    Last week, the meeting took FOREVER which was not what we wanted. We had a couple kids running laps around the building which was quite disruptive to having clear communication happen in the group!

    However, this week, the flow was completely different, and ALL the kids present at school were engaged. We quickly went through what we are practicing as a community and moved items on our practicing continuum.

    The one major change up that a student requested we try out next week was to share as a whole school group what we do during the day before splitting off into our small groups for dismissal. This is actually what we were practicing last year and what we tried to do this year – but there just wasn’t the student participation and buy-in to do it! I was fascinated by how this student made the suggestion and then the whole group agreed to try it out next week! We’ll let this kiddo lead us in this next week and see how it goes. I’m super curious to see how having a structure put in place by the kids will go – when the adults tried it didn’t work out well, but I am super hopeful that since this came from a kid and will led by them, there will be greater community buy-in! It’ll be a great learning experience for all 🙂

    So our end of day structure currently is:

    3pm clean up / move items on Kanbans to done

    3:10ish student performance

    3:15ish Whole group sharing (new)

    3:20ish Break off into small groups for hangout time/dismissal



    Mindshift, one of my favorite sites, posted an article recently about gaming:
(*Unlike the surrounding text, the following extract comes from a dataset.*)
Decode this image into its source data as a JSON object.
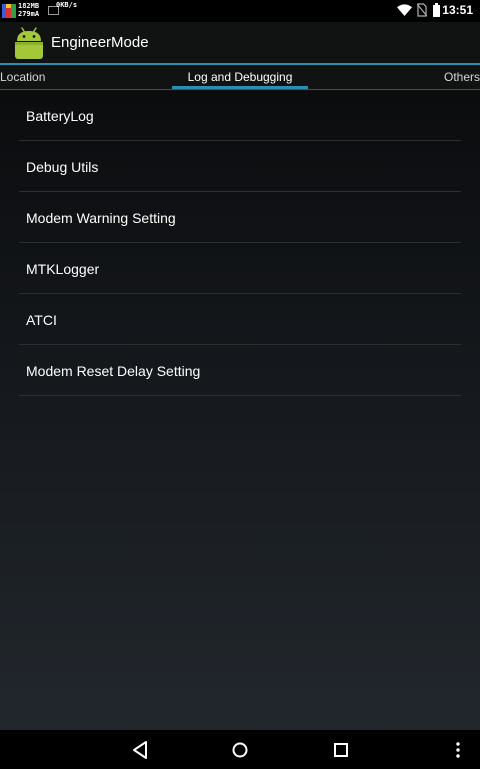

    “Like Minecraft, most complex video games require players to employ a variety of skills that reach across disciplines. This is one of the great things about game-based learning. Commercial games like Minecraft and The Sims are being adapted into school specific iterations. MincraftEDU and SimCityEDU provide flexible options for integrating familiar games with traditional classroom curriculum.

    Because video games are basically simulations of particular kinds of experiences, or problems, they require a kind of active engagement that simultaneously calls on diverse ways of knowing. Similar to the way most activities in life require using multiple cognitive skills simultaneously, scenarios in the game world can be constructed in such a way that individuals are forced to apply a variety of intellectual tools.

    Contrary to the popular view of game-based learning, then, the game is not simply a robotic teacher. It is not about drilling students with animated adaptive flashcards. It’s more interesting than that. Great game-based learning platforms do not attempt to trick students into memorizing facts. They are not “chocolate covered broccoli.” Instead, video games can be used as tools that encourage students to apply class content in contextualized ways.

    Think of video games as another tool you can employ in your classroom. Consider them like projects that ask students to use the knowledge they’ve obtained, to grasp the subject matter with such proficiency that they’re able to play with it. True learning leads toward the ability to manipulate new knowledge in such a way that it transcends discipline specific specialization. Video games encourage this kind of comprehension.”


    Read the full article here:


    I’m going to continue checking up on the gamers and try to see the games as they do. I really enjoyed my “Minecraft Jam” with Tino and Gabe yesterday.

    I can’t promise at this time to be a magical facilitator that brings out wonderful things about Mindcraft – but I can make an intention to spend at least 15 minutes a day with the kids that are passionate about the game to I can begin to understand their perspective.

    And if you’re interested to hear my thoughts as I embark on this intention – keep reading here!

Viewing 15 posts - 16 through 30 (of 42 total)